● Exercise directions
Within the records that follow, find every line containing the string "screenshot". Copy those lines.

(Component data from apps and pages)
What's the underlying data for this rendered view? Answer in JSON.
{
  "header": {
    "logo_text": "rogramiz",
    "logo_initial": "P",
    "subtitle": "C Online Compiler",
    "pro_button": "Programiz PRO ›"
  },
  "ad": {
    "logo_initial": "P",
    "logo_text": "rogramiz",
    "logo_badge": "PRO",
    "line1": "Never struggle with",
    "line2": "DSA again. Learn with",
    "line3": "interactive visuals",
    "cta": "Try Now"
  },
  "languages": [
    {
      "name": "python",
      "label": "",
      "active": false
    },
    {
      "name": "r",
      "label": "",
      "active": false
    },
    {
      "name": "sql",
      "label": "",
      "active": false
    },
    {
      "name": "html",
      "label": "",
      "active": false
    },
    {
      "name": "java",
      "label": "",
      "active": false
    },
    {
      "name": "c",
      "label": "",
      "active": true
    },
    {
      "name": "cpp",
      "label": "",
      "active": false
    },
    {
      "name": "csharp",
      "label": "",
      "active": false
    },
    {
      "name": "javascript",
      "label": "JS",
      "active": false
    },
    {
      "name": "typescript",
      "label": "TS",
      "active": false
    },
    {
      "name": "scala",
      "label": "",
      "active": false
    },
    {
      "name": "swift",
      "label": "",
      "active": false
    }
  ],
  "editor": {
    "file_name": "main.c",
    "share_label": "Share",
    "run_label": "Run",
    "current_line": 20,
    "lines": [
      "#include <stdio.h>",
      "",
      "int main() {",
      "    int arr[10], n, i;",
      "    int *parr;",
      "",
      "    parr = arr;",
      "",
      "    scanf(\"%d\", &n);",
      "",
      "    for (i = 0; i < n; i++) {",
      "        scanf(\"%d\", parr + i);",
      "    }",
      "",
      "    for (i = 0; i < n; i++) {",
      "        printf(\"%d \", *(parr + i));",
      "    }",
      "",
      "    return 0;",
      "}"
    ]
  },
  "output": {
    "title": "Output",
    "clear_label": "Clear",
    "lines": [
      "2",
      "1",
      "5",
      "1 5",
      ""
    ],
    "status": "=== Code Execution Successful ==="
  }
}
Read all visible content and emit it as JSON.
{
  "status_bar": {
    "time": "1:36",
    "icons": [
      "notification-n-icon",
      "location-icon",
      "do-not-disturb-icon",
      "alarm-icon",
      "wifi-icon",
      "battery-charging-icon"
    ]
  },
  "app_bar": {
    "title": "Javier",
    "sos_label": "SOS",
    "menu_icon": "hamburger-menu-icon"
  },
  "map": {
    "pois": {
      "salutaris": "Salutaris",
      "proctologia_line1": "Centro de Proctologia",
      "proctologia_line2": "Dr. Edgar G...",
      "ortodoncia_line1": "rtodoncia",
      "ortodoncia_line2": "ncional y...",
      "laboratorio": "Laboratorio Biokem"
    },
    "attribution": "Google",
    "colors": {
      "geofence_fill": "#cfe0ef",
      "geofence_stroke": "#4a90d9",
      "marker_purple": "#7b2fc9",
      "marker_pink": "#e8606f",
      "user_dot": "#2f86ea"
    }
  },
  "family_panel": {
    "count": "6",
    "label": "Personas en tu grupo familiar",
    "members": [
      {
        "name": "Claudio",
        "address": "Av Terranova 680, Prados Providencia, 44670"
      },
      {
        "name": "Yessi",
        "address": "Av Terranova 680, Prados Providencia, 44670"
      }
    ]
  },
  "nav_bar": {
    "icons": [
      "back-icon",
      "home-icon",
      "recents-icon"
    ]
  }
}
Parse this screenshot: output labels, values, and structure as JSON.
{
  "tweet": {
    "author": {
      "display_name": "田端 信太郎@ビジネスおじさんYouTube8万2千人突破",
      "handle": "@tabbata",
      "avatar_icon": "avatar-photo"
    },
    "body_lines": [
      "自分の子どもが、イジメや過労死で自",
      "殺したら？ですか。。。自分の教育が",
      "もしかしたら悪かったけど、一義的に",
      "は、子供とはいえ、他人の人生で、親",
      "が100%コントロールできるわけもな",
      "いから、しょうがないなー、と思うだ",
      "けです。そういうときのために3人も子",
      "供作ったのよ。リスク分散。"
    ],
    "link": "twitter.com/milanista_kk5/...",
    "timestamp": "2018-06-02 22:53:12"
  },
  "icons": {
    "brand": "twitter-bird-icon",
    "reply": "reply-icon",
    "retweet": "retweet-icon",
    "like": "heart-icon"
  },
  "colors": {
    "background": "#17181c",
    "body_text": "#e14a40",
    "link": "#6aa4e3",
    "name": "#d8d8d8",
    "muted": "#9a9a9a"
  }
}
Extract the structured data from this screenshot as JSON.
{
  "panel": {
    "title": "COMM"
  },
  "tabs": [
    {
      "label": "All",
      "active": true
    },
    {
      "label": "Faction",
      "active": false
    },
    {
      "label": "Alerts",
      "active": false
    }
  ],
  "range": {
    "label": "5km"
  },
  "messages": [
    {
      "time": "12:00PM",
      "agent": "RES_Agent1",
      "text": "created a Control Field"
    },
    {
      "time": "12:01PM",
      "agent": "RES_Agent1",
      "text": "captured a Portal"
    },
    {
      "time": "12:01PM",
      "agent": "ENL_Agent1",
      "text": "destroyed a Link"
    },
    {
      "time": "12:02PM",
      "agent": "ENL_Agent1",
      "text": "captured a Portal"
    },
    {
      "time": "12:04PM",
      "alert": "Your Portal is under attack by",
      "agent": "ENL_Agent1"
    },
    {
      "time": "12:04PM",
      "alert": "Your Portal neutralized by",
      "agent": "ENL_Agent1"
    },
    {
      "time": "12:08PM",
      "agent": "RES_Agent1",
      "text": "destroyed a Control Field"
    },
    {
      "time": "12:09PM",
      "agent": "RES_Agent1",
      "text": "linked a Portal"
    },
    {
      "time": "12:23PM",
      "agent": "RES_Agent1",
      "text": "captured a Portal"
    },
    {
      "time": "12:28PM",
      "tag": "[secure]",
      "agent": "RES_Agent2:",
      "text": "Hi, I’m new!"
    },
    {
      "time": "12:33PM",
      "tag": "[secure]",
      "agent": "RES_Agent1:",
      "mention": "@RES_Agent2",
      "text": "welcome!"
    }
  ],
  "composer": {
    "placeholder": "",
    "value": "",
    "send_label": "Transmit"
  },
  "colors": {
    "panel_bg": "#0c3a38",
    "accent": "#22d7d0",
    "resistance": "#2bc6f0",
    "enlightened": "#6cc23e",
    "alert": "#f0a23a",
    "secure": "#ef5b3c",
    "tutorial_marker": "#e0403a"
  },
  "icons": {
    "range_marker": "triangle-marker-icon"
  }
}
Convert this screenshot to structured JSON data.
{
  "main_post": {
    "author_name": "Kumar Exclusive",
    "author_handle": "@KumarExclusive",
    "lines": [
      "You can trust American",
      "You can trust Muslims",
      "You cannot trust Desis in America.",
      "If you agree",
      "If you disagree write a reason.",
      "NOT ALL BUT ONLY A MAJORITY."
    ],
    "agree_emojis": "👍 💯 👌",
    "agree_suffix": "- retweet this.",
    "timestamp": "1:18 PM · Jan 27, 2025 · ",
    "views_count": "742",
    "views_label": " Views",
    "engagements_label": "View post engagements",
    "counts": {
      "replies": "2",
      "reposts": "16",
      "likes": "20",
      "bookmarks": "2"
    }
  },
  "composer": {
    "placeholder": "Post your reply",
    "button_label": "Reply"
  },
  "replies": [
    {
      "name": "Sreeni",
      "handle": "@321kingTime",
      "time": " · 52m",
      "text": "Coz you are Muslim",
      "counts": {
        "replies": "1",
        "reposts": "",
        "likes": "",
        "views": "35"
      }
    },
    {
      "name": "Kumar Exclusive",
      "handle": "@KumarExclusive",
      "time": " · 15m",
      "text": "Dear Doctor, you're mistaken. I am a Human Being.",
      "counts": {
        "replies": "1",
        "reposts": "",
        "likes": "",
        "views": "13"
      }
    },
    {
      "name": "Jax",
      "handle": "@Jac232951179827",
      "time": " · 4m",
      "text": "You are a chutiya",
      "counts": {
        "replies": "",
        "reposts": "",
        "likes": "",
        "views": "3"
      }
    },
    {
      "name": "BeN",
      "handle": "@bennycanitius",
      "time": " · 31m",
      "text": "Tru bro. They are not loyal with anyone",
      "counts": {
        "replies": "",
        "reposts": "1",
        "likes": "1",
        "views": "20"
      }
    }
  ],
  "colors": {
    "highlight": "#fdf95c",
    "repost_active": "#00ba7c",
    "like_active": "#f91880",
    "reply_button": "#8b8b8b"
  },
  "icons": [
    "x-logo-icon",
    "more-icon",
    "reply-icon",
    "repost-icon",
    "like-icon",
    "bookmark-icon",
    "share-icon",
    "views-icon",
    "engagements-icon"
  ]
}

● Your solution
Parse this screenshot: output labels, values, and structure as JSON.
Extract the structured data from this screenshot as JSON.
Convert this screenshot to structured JSON data.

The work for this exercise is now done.